laterally — I’ve seen quite a few people who could not
find comfort or could not reduce their pain or have
a sustained sitting tolerance by just posteriorly tilting.
They had to posteriorly tilt, laterally tilt, and just be able
to move and take pressure off their bodies and spines
throughout the day by moving in different directions.”
An Ongoing Evolution
The ability to move in different planes isn’t the only
factor of tilt that’s evolving. Peterson said that while
using recline with tilt had become extremely popular, it’s
becoming more common for clinicians to opt for tilt only
in some situations.
“They might do it because they want to simplify it for
somebody,” he said. “They might do it because they
don’t see an indication for recline. They might do it to
reduce complexity. There are a lot of reasons for doing
or not doing recline. It’s a solution, something you can
pull out of your toolbag and use based on someone’s
Tilt has become very common on power chairs, but
Peterson still advocates for a thorough assessment any
time tilt is being considered.
“When I first started in this industry,” he noted, “tilt
was a big deal. Now, it’s almost like ‘Everybody gets a
tilt chair.’ I’m not saying it’s mis-prescribed or over-prescribed.

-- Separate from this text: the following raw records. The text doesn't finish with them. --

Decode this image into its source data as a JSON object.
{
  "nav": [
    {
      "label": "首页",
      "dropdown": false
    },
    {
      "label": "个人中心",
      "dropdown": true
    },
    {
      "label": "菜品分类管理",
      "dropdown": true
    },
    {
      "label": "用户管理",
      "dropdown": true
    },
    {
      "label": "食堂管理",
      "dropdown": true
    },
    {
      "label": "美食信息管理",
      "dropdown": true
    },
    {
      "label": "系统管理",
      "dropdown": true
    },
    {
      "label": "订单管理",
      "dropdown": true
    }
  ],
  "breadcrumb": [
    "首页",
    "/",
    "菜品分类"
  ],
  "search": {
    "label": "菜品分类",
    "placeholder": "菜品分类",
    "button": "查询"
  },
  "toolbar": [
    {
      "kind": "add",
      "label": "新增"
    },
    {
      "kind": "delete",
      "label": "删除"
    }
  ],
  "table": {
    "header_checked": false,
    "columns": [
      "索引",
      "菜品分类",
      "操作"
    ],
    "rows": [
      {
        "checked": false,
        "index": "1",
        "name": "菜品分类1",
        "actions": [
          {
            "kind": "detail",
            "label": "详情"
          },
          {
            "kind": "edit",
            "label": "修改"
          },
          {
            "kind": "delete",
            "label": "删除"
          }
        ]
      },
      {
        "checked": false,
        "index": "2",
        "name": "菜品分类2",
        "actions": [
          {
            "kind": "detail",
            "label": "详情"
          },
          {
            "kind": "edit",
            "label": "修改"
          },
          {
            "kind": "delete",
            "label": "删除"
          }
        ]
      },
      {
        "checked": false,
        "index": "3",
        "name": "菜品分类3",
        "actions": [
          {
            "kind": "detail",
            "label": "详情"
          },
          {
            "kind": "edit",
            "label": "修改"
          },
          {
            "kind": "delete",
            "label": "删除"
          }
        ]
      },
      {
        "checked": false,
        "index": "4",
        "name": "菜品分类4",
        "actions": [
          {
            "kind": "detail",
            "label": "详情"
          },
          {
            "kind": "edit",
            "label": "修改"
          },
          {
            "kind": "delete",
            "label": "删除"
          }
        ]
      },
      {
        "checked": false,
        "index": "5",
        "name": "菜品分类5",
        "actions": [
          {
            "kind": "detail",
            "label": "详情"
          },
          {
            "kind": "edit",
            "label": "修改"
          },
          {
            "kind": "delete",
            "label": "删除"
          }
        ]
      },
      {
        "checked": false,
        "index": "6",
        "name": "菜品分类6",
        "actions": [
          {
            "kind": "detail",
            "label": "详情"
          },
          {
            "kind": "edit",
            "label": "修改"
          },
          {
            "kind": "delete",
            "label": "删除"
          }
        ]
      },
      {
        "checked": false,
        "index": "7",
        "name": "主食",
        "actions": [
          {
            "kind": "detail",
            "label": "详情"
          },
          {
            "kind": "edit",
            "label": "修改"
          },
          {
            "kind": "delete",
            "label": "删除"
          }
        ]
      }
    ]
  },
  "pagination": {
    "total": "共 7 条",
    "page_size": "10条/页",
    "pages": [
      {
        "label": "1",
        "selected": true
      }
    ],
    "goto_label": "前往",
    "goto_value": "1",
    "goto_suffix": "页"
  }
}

I’m just saying sometimes people forget what
you have to look at with a tilt chair. Now you’re getting
systems with limited amounts of tilt, which may be perfect

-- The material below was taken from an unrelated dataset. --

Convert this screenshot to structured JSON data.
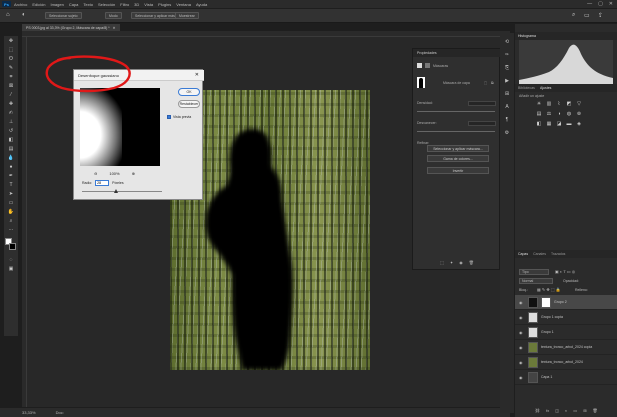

for someone. But it also might preclude you from adding
to that chair in the future, and you have to look at things
like the environment and battery size and all kinds of

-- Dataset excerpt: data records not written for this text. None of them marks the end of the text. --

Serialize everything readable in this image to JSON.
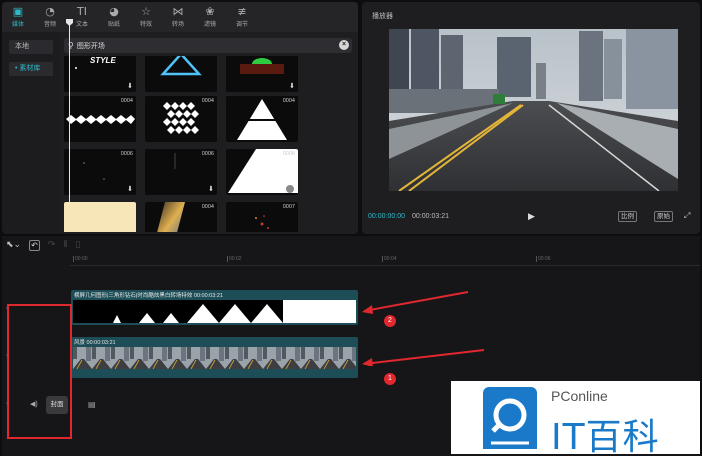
{
  "toolbar": {
    "items": [
      {
        "label": "媒体",
        "icon": "media-icon"
      },
      {
        "label": "音频",
        "icon": "audio-icon"
      },
      {
        "label": "文本",
        "icon": "text-icon"
      },
      {
        "label": "贴纸",
        "icon": "sticker-icon"
      },
      {
        "label": "特效",
        "icon": "effects-icon"
      },
      {
        "label": "转场",
        "icon": "transition-icon"
      },
      {
        "label": "滤镜",
        "icon": "filter-icon"
      },
      {
        "label": "调节",
        "icon": "adjust-icon"
      }
    ]
  },
  "sidebar": {
    "items": [
      {
        "label": "本地"
      },
      {
        "label": "• 素材库"
      }
    ]
  },
  "search": {
    "value": "图形开场"
  },
  "library": {
    "tiles": [
      {
        "duration": ""
      },
      {
        "duration": ""
      },
      {
        "duration": ""
      },
      {
        "duration": "0004"
      },
      {
        "duration": "0004"
      },
      {
        "duration": "0004"
      },
      {
        "duration": "0006"
      },
      {
        "duration": "0006"
      },
      {
        "duration": "0006"
      },
      {
        "duration": ""
      },
      {
        "duration": "0004"
      },
      {
        "duration": "0007"
      }
    ],
    "tile_logo_text": "STYLE"
  },
  "player": {
    "title": "播放器",
    "current_time": "00:00:00:00",
    "total_time": "00:00:03:21",
    "ratio_label": "比例",
    "original_label": "原始"
  },
  "timeline": {
    "ticks": [
      "00:00",
      "00:02",
      "00:04",
      "00:06"
    ],
    "clip_top_label": "横屏几何图形|三角形钻石|时尚酷炫黑白转场特效  00:00:03:21",
    "clip_bottom_label": "风景  00:00:03:21",
    "cover_label": "封面",
    "badges": [
      "1",
      "2"
    ]
  },
  "colors": {
    "accent": "#2fb9c7",
    "clip": "#1d4e57",
    "annotation": "#e0282e",
    "watermark_blue": "#1a7ac9"
  },
  "watermark": {
    "brand": "PConline",
    "name": "IT百科"
  }
}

things when it comes to prescribing any power chair.”
And seating teams should also keep in mind that tilt
can initially be disorienting.
“So many times, I put a therapist into a tilt [chair], a tilt/elevator, a tilt/recline, who’s never been tilted. And they
grab onto that armrest like they’re about to go over,”
Peterson said. “So you have to make sure that [clients]
try it, because a lot of times, I think the reason you’re not
seeing compliance is because of fear.
“Fear, lack of stability — a lot of people are getting
out of their comfort level, especially people with tone.
For people with cerebral palsy, fear and stability are
big things you should assess for when you’re adding tilt.
That’s why a lot of the electronics that people have now
allow you to do things like proportional actuators, where
you can tilt back at your speed instead of just being at
one speed. You can limit how much tilt they have until
they get comfortable. You can ease someone into it.”
As common as tilt is, Peterson said it’s not an option
that should be automatically applied to every client.
“We try to paint it with a brush,” he said. “But it’s
different. Rehab is not black and white; it’s very gray.
And using tilt depends on dozens of different things on a
“Tilt, while considered the simplest, most ubiquitous of
power positioning functions, brings with it many things to
consider, clinically, functionally and environmentally. We
must not overlook the function and independence it can
unlock, keep exploring and asking questions.”
This article originally appeared in the June/July 2020 issue of Mobility Management.